## INPUT DATA:

========================

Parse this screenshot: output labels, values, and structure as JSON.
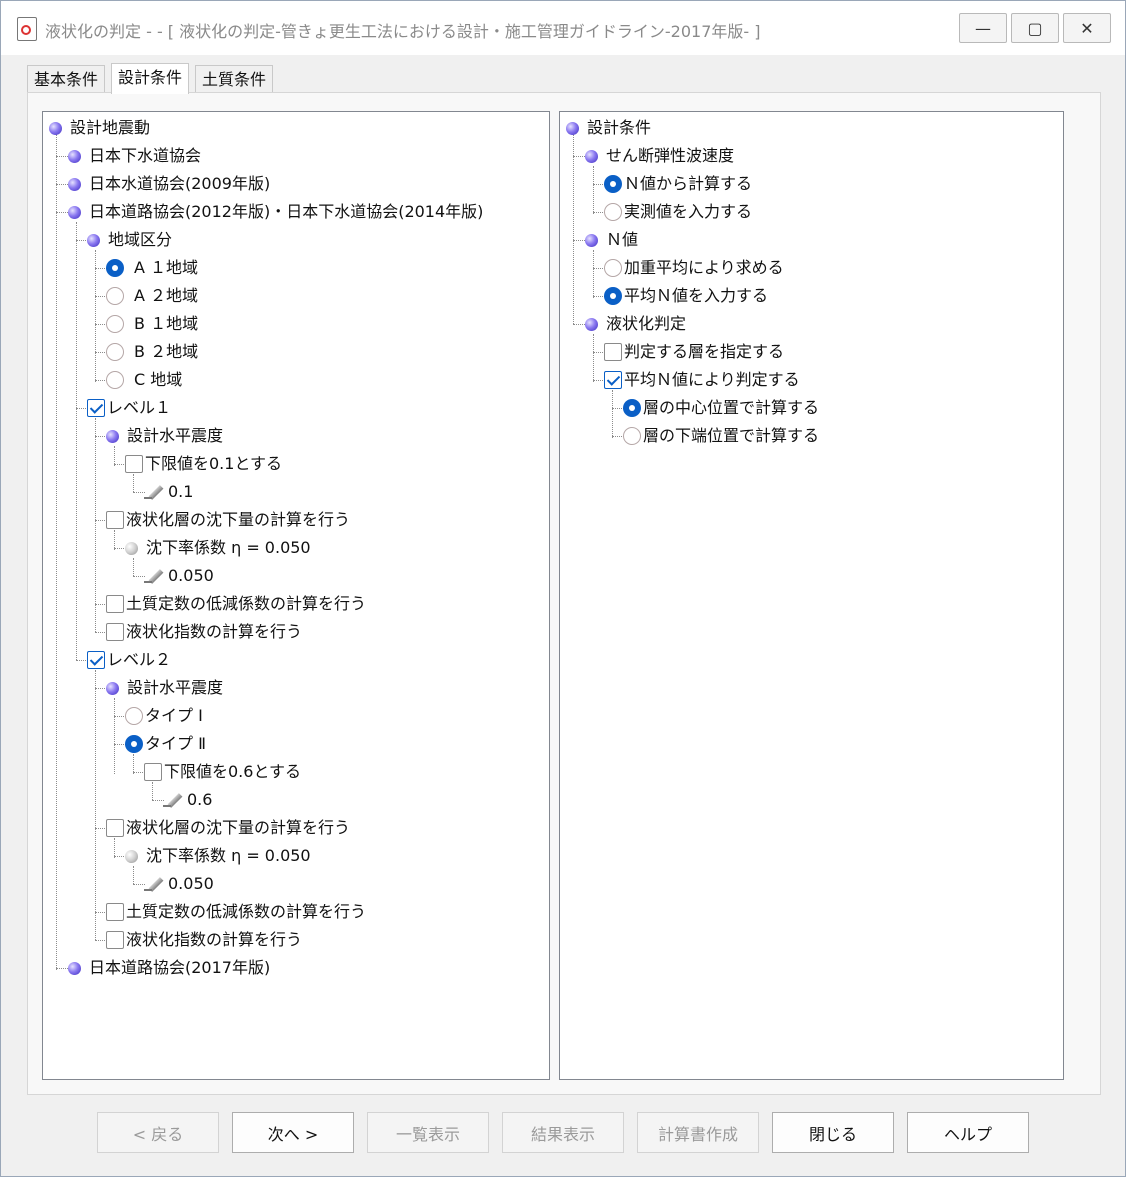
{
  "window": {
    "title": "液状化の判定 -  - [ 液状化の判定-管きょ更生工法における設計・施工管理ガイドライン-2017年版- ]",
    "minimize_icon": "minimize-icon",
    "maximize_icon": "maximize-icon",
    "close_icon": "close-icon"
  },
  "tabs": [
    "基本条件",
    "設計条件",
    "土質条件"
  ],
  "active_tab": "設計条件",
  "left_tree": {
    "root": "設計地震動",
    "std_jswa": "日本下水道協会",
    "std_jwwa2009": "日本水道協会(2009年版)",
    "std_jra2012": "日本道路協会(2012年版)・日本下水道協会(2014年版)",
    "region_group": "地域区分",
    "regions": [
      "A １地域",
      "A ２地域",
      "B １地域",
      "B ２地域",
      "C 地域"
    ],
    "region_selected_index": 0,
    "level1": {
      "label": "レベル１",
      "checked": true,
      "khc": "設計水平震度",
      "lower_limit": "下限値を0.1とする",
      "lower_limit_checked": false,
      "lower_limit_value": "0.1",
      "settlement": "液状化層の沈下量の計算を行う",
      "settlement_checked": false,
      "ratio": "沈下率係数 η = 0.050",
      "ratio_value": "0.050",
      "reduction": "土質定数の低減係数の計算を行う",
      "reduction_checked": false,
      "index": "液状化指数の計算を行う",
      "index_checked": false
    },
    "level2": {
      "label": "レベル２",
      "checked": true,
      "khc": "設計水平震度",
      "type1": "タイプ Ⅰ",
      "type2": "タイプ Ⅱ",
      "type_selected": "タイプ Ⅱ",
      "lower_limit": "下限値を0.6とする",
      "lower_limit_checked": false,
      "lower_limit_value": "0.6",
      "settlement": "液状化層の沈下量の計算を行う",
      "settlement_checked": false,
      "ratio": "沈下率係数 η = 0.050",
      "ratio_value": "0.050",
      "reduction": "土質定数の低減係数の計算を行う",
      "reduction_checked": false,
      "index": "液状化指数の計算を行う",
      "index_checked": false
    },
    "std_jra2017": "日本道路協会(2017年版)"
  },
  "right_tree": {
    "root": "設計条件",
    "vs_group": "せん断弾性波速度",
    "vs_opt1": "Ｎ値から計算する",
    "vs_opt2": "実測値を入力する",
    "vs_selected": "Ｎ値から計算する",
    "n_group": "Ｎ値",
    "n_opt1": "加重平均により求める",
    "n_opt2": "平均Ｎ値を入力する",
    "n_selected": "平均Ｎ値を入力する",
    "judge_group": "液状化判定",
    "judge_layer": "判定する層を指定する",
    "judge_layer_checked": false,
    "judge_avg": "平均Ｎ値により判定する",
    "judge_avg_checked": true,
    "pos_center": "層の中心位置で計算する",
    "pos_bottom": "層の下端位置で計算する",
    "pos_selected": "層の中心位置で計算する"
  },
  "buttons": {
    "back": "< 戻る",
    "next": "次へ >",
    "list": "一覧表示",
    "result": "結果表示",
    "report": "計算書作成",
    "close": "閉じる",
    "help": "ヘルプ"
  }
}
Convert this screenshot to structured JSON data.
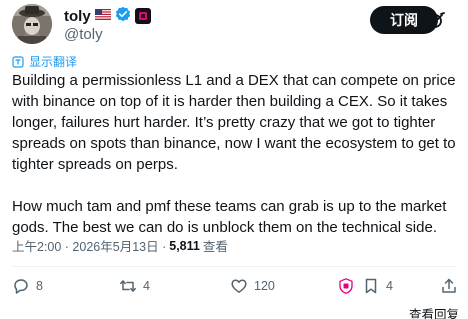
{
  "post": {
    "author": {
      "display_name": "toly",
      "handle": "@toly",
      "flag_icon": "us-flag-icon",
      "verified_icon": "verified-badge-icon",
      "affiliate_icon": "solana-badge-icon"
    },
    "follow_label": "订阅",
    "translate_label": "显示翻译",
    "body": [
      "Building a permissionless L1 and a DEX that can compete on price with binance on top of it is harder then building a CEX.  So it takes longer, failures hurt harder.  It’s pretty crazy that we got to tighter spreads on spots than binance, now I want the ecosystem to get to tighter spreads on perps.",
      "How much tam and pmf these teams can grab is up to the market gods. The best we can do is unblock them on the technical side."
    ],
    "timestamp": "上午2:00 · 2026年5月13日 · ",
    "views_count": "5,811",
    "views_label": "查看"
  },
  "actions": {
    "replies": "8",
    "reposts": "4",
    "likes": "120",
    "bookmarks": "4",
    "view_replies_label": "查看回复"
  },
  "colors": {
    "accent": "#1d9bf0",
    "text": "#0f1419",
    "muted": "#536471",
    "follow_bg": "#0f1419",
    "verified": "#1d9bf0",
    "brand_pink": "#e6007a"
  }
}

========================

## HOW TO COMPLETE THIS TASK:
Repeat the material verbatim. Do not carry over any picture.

## WRITTEN ANSWER:
Parse this screenshot: output labels, values, and structure as JSON.
{
  "window": {
    "title": "液状化の判定 -  - [ 液状化の判定-管きょ更生工法における設計・施工管理ガイドライン-2017年版- ]",
    "minimize_icon": "minimize-icon",
    "maximize_icon": "maximize-icon",
    "close_icon": "close-icon"
  },
  "tabs": [
    "基本条件",
    "設計条件",
    "土質条件"
  ],
  "active_tab": "設計条件",
  "left_tree": {
    "root": "設計地震動",
    "std_jswa": "日本下水道協会",
    "std_jwwa2009": "日本水道協会(2009年版)",
    "std_jra2012": "日本道路協会(2012年版)・日本下水道協会(2014年版)",
    "region_group": "地域区分",
    "regions": [
      "A １地域",
      "A ２地域",
      "B １地域",
      "B ２地域",
      "C 地域"
    ],
    "region_selected_index": 0,
    "level1": {
      "label": "レベル１",
      "checked": true,
      "khc": "設計水平震度",
      "lower_limit": "下限値を0.1とする",
      "lower_limit_checked": false,
      "lower_limit_value": "0.1",
      "settlement": "液状化層の沈下量の計算を行う",
      "settlement_checked": false,
      "ratio": "沈下率係数 η = 0.050",
      "ratio_value": "0.050",
      "reduction": "土質定数の低減係数の計算を行う",
      "reduction_checked": false,
      "index": "液状化指数の計算を行う",
      "index_checked": false
    },
    "level2": {
      "label": "レベル２",
      "checked": true,
      "khc": "設計水平震度",
      "type1": "タイプ Ⅰ",
      "type2": "タイプ Ⅱ",
      "type_selected": "タイプ Ⅱ",
      "lower_limit": "下限値を0.6とする",
      "lower_limit_checked": false,
      "lower_limit_value": "0.6",
      "settlement": "液状化層の沈下量の計算を行う",
      "settlement_checked": false,
      "ratio": "沈下率係数 η = 0.050",
      "ratio_value": "0.050",
      "reduction": "土質定数の低減係数の計算を行う",
      "reduction_checked": false,
      "index": "液状化指数の計算を行う",
      "index_checked": false
    },
    "std_jra2017": "日本道路協会(2017年版)"
  },
  "right_tree": {
    "root": "設計条件",
    "vs_group": "せん断弾性波速度",
    "vs_opt1": "Ｎ値から計算する",
    "vs_opt2": "実測値を入力する",
    "vs_selected": "Ｎ値から計算する",
    "n_group": "Ｎ値",
    "n_opt1": "加重平均により求める",
    "n_opt2": "平均Ｎ値を入力する",
    "n_selected": "平均Ｎ値を入力する",
    "judge_group": "液状化判定",
    "judge_layer": "判定する層を指定する",
    "judge_layer_checked": false,
    "judge_avg": "平均Ｎ値により判定する",
    "judge_avg_checked": true,
    "pos_center": "層の中心位置で計算する",
    "pos_bottom": "層の下端位置で計算する",
    "pos_selected": "層の中心位置で計算する"
  },
  "buttons": {
    "back": "< 戻る",
    "next": "次へ >",
    "list": "一覧表示",
    "result": "結果表示",
    "report": "計算書作成",
    "close": "閉じる",
    "help": "ヘルプ"
  }
}
Convert this screenshot to structured JSON data.
{
  "post": {
    "author": {
      "display_name": "toly",
      "handle": "@toly",
      "flag_icon": "us-flag-icon",
      "verified_icon": "verified-badge-icon",
      "affiliate_icon": "solana-badge-icon"
    },
    "follow_label": "订阅",
    "translate_label": "显示翻译",
    "body": [
      "Building a permissionless L1 and a DEX that can compete on price with binance on top of it is harder then building a CEX.  So it takes longer, failures hurt harder.  It’s pretty crazy that we got to tighter spreads on spots than binance, now I want the ecosystem to get to tighter spreads on perps.",
      "How much tam and pmf these teams can grab is up to the market gods. The best we can do is unblock them on the technical side."
    ],
    "timestamp": "上午2:00 · 2026年5月13日 · ",
    "views_count": "5,811",
    "views_label": "查看"
  },
  "actions": {
    "replies": "8",
    "reposts": "4",
    "likes": "120",
    "bookmarks": "4",
    "view_replies_label": "查看回复"
  },
  "colors": {
    "accent": "#1d9bf0",
    "text": "#0f1419",
    "muted": "#536471",
    "follow_bg": "#0f1419",
    "verified": "#1d9bf0",
    "brand_pink": "#e6007a"
  }
}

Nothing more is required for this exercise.